Impasse

Duterte Allies Break Impasse on Philippine House Leadership

(Bloomberg) — Philippine President Rodrigo Duterte’s allies in the House of Representatives broke an impasse on the chamber’s leadership Tuesday, ahead of a special session called to pass next year’s 4.5 trillion-peso ($93 billion) budget.



Alan Peter Cayetano wearing a suit and tie: Congressman Alan Peter Cayetano stands on the rostrum as new Speaker of the House of Representatives during the 18th Congress opening at the House of Representatives in Manila.


© Photographer: NOEL CELIS/AFP
Congressman Alan Peter Cayetano stands on the rostrum as new Speaker of the House of Representatives during the 18th Congress opening at the House of Representatives in Manila.

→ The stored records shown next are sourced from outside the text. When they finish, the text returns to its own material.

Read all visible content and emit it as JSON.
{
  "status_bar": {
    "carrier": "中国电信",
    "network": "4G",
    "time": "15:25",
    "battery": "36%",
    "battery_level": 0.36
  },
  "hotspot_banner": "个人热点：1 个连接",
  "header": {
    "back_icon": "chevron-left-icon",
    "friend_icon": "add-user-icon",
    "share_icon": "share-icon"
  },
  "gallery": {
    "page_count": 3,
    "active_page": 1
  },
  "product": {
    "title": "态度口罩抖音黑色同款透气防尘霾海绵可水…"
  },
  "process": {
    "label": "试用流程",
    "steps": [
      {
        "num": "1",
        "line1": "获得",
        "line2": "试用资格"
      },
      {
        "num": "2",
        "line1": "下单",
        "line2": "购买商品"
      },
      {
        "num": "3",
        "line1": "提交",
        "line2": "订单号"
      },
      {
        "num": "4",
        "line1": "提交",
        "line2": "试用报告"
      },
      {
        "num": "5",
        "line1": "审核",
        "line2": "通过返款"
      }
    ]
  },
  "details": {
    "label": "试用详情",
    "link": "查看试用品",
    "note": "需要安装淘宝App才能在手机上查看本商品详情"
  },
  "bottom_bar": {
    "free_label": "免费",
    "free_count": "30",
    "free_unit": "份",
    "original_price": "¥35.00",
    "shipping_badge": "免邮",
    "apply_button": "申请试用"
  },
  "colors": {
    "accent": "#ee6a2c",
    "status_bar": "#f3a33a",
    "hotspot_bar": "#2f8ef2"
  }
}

Congressman Alan Peter Cayetano on Facebook said he’s resigning as House Speaker, as the election of his challenger Lord Allan Velasco was formalized by 186 lawmakers. Duterte will meet the two lawmakers this afternoon to push for the approval of the 2021 budget, presidential spokesman Harry Roque said at a separate briefing.

Philippines’ 2021 Budget Hangs as Duterte House Allies Clash

The resolution of the House leadership row removes a hurdle in the passage of next year’s budget, which is seen to help boost the economy that Central Bank Governor Benjamin Diokno said may shrink more than expected this year by up to 9%.

Cayetano and Velasco entered into a term-sharing deal last year, where the latter will be speaker starting next month. The rivalry resurfaced last month when an ally of Velasco accused Cayetano of allocating more infrastructure funds to some lawmakers — an allegation he denied.

(Adds comment from Duterte spokesman, more details from 2nd paragraph)

For more articles like this, please visit us at bloomberg.com

©2020 Bloomberg L.P.

Continue Reading

Source Article

House Speaker Pelosi Says Coronavirus Stimulus Talks With White House at Impasse

WASHINGTON—House Speaker Nancy Pelosi (D., Calif.) said negotiations with the White House over a new coronavirus aid package remained at an impasse Sunday, as Senate Republicans remain wary of more spending.

In a letter to House Democrats on Sunday, Mrs. Pelosi said the administration’s latest $1.9 trillion offer, submitted Saturday, provided inadequate funding and no national plan for testing, contact tracing and treatment of the coronavirus.

“This past week, the president demonstrated very clearly that he has not taken the war against the virus seriously, personally or nationally. This attitude is reflected in the grossly inadequate response we finally received from the administration on Saturday,” Mrs. Pelosi wrote. “Until these serious issues are resolved, we remain at an impasse.”

House Democrats have pushed for $75 billion and a national plan for testing, tracing and treatment of the virus. Mrs. Pelosi said in her letter that the White House plan included about $45 billion in new funding, lacked a national plan for testing and tracing and didn’t address the virus’s disproportionate impact on minority communities.

President Trump in brief comments on the issue said Republicans were still eager to reach an agreement.

“Republicans want to do it. We’re having a hard time with Nancy Pelosi,” he said Sunday on Fox News.

White House spokeswoman Alyssa Farah told reporters the White House offer was around $1.8 trillion. A person familiar with the proposal said it included $1.88 trillion in spending, with about $400 billion of the funds reallocated from unspent money from earlier relief legislation, bringing the total cost to about $1.5 trillion.

Mr. Trump faces resistance from some Republicans wary of approving more federal aid after Congress authorized around $3 trillion in coronavirus relief since March.

During a conference call Saturday morning with White House chief of staff Mark Meadows and